When there wasn't a door that would open for me, I would MAKE a door. I was April. You heard me roar. (Okay, that was cheesy. You must forgive me.)

My point is that I was at peace with myself and loved the things I did. I loved the people I hung out and did things with. I didn't feel the need to prove myself – at all – because I knew that the people I was with loved me, absolutely unconditionally. I involved myself with the activities that pleased me. I pulled myself away from television, away from movies, and focused on the music I loved while driving down the road to do something else I enjoyed or see someone else I loved.

I haven't felt that clarity very often for a long time now – I felt it when Alison came in from Massachusetts and I went out with my gals, and I felt it Thursday night.

Thursday night I was sitting around with a few great friends and some great friends of theirs drinking some punch, laughing at us trying out the Slip-n-Slide, munching on some burgers and hot dogs, and doing what the hell I wanted to do. I had to wait a while to sober up before I could drive home. I didn't get home until midnight and I had to work the next day, but fuck, it was worth it. There for a minute I felt that 17-18 year old April back in her body. After a while it actually made me sad that I'd have to leave that and go back to my reality.

The question I submit to you . . .

Is this bad? Is this wrong? Is it something you've ever experienced? Am I living in a "fantasy world" thinking that I could ever actually go back to doing what the hell I wanted to do, getting myself away from the tv, painting, drawing, singing, acting, seeing people and drinking with them? Or is this my right as an adult – to do what I want, all others be damned?

Am I throwing a temper tantrum? A midlife crisis? Or am I so unhappy that any time I enjoy myself, I'm reverting to a life that doesn't exist anymore?



Someone Told Me . . .

That I should blog more. (Thanks, Regan.) Truth of the matter is that (most) everything just seems so damn negative and unsettled lately that I've not been writing much in fear of alienating my readers . . . but here goes with some randomness.

It's hotter than ten sommmmmmmabitches outside today. Most of the world is complaining about that - but me? I'm happy about it. I love the warmth, love the heat. While it may be uncomfortable for a minute when I get in my car, burn the crap out of my hand on the steering wheel and seat belt, and then try to cool it off a tad, it's worth it overall. I just miss the swimming and wish I could do more of that . . . maybe one day, if I ever move to another apartment complex that has a pool.

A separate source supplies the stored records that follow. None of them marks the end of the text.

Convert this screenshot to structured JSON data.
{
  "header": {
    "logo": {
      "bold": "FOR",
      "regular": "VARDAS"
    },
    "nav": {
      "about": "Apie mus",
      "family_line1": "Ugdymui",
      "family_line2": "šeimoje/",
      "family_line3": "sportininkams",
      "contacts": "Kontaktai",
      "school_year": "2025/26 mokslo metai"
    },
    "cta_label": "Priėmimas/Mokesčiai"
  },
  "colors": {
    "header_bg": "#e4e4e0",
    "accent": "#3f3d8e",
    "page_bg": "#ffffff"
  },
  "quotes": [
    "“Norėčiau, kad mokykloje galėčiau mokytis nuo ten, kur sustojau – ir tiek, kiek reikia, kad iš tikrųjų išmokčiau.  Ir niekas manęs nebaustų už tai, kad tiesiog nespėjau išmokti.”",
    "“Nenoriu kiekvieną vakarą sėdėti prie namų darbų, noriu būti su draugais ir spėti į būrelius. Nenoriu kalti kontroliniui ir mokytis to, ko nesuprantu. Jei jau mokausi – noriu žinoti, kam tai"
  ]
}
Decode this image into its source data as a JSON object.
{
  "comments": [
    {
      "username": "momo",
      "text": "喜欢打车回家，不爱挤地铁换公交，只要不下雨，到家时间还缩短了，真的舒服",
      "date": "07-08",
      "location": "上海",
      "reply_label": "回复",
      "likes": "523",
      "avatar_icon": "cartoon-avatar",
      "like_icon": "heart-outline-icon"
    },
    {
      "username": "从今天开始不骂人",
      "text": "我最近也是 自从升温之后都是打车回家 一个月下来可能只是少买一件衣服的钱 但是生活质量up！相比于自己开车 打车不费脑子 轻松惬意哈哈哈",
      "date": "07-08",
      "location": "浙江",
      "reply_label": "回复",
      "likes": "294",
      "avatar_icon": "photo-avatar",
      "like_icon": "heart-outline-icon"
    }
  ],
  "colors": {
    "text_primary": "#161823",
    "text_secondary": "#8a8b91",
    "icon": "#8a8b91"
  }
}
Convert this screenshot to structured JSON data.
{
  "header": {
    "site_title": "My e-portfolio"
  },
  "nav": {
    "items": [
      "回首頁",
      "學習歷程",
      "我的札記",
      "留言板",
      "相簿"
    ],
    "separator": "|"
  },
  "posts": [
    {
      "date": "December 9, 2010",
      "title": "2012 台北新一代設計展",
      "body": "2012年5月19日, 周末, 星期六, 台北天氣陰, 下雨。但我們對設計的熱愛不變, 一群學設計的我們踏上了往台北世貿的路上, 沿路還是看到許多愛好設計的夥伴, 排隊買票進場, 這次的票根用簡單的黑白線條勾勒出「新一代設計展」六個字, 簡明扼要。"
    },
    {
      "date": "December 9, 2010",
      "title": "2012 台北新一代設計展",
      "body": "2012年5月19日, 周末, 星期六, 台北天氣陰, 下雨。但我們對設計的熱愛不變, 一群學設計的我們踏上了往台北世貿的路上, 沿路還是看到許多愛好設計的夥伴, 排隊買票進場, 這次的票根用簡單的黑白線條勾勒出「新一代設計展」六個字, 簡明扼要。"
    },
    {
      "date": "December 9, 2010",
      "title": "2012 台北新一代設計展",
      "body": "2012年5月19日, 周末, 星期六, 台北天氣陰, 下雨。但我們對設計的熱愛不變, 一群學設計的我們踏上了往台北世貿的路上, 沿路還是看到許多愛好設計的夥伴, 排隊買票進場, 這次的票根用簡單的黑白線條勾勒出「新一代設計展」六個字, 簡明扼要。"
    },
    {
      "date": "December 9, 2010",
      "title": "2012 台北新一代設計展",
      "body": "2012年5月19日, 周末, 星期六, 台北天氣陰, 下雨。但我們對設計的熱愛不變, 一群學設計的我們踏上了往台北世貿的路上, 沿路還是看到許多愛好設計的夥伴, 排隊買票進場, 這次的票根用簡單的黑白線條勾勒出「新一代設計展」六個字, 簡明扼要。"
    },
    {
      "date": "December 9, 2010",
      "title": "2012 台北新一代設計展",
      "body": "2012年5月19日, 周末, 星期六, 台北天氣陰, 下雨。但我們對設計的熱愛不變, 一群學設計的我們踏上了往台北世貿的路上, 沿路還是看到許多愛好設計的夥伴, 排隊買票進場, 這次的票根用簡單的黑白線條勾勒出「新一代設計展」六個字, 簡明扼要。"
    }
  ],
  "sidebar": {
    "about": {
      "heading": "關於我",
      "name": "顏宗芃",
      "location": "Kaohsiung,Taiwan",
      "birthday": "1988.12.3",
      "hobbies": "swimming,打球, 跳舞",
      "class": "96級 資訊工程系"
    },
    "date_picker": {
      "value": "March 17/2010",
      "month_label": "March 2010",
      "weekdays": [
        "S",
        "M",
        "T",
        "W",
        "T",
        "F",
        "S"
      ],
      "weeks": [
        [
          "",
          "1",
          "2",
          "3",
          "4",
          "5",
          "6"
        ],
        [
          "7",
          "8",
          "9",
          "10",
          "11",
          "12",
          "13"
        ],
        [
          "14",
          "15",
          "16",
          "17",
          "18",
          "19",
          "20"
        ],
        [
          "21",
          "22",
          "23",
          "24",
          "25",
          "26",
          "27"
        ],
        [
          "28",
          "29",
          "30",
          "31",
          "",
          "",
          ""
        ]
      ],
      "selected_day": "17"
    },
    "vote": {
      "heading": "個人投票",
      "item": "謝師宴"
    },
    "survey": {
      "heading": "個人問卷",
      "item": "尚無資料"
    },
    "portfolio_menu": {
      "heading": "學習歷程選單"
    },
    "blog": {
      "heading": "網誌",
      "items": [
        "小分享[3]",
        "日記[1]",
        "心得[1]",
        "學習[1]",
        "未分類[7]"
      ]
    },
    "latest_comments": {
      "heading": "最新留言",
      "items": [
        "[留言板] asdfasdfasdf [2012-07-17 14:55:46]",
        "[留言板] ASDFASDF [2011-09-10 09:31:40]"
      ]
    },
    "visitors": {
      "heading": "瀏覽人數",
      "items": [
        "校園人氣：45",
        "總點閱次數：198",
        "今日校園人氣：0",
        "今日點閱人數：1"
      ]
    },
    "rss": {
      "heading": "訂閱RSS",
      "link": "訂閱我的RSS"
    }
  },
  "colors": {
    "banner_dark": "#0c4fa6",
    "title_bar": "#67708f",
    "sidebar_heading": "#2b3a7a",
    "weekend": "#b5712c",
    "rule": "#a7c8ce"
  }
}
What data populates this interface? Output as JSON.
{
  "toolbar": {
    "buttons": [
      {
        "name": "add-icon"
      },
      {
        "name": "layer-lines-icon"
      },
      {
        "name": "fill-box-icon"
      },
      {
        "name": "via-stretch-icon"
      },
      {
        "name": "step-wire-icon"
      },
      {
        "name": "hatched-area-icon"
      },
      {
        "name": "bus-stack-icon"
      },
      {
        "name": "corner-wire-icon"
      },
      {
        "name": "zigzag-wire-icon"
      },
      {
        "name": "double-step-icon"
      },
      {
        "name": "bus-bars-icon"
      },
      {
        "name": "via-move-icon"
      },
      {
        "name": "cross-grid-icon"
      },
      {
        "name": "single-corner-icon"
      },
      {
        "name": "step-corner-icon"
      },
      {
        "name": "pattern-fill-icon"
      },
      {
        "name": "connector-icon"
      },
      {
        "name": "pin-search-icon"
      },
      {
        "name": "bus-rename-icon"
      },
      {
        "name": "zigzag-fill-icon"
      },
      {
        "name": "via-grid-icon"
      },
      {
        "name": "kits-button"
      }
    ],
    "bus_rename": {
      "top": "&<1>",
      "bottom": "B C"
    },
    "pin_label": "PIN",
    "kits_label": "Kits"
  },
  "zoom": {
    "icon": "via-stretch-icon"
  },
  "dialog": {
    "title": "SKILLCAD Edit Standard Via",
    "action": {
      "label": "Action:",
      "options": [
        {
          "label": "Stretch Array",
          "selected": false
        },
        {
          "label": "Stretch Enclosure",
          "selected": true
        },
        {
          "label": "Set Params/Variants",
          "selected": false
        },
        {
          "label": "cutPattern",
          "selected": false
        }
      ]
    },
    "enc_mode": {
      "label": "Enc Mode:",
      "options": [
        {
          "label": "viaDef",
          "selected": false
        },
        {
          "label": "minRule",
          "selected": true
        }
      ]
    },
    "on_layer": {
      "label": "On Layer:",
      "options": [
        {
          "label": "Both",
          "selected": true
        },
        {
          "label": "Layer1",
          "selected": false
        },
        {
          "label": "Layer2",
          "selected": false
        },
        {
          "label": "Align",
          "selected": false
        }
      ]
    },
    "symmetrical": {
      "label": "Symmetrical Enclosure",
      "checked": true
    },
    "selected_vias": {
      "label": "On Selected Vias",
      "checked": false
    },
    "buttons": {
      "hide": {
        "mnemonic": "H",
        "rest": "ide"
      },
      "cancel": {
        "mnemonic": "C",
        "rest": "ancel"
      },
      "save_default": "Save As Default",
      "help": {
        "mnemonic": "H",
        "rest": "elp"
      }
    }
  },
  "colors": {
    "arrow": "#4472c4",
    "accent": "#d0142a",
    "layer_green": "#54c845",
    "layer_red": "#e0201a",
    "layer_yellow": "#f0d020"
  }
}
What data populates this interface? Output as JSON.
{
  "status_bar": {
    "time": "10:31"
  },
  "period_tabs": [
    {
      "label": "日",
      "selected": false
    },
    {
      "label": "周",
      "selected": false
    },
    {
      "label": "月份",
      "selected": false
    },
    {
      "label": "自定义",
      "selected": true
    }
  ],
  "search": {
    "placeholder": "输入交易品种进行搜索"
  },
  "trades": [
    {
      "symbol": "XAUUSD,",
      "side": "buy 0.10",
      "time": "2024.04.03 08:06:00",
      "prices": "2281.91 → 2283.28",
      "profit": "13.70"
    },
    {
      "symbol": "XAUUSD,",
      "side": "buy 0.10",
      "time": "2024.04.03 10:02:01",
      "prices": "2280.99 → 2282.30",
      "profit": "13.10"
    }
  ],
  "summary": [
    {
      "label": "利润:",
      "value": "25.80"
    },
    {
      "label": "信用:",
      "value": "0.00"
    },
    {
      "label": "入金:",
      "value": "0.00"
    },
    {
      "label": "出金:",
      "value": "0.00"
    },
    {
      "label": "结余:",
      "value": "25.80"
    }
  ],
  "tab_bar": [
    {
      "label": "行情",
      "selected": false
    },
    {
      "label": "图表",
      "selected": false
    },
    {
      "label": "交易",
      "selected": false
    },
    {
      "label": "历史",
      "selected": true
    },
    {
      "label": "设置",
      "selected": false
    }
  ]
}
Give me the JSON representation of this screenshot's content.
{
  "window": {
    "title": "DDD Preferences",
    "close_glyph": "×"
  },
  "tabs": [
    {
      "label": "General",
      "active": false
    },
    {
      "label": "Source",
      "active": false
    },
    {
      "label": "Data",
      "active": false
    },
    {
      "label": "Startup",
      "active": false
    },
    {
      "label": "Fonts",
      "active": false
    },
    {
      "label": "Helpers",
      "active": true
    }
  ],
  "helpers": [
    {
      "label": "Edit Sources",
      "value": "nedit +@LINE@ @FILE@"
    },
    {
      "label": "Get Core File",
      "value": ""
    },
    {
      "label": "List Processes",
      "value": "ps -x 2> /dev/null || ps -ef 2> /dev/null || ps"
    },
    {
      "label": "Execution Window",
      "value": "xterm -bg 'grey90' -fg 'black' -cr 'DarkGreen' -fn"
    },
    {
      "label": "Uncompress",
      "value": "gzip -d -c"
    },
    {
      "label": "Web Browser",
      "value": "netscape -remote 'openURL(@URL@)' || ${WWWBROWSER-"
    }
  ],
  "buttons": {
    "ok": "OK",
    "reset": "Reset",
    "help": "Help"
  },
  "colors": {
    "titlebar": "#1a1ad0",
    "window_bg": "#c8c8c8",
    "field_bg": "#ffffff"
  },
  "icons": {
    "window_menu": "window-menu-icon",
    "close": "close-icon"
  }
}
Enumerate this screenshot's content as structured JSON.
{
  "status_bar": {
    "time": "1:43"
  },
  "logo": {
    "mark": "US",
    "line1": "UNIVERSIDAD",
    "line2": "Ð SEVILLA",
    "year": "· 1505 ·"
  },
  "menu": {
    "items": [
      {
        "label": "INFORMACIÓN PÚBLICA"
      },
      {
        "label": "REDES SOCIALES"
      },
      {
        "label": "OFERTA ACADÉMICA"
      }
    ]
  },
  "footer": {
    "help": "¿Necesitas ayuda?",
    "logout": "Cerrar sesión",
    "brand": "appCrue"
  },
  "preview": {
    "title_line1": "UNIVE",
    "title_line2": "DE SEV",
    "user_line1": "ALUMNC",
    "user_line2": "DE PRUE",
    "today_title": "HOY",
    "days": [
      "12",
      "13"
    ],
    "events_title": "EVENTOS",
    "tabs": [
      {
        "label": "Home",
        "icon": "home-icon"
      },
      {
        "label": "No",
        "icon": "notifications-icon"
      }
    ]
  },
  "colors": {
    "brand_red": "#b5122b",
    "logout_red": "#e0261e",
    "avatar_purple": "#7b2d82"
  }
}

Speaking of moving, I've had quite the onslaught of white-trash neighbors lately. That may be due to the fact that the townhouse we live in is weekly-rented, but still - it's pretty crazy. We've been there for 2.5 years and I've already had roughly 8 different households move in and out from around our quad. I'm always especially happy to see one of the redneck families move out of there and take their four snot-nosed, screaming brats with them. . . but I'm always disappointed again when I find myself fighting for a parking place (which is entirely unreasonable considering the size of our parking lot, but not entirely unsurprising considering the negative parking ability these people have). It makes me yearn for assigned parking again, which is so wrong on so many levels.

Speaking of so wrong on so many levels, Josh did get another job about 6 weeks ago and we've climbed ourselves relatively far out of the hole that was dug in his absence of employment, but now they're closing the restaurant and there are no positions available for him to transfer close within the same chain. Off to the job hunt it is for him again . . .

But in the meantime, we've moved Jose in with us, and that's working out relatively good. We're still working out the details and getting used to someone else living in the house, but all it all it's going well. Now if Jose could get the rest of his stuff from his old apartment, I know that he could save a bit of money and get back on his feet, too, but as long as he's paying them pro-rated rent and paying us a weekly rent, it's not going to be very kosher. I think plan is that he's going to get a place with someone else in October, and Josh and I are hoping that this will help him out and us, too.

That's enough blah-blah-blah for the day. Holla atcha, boi.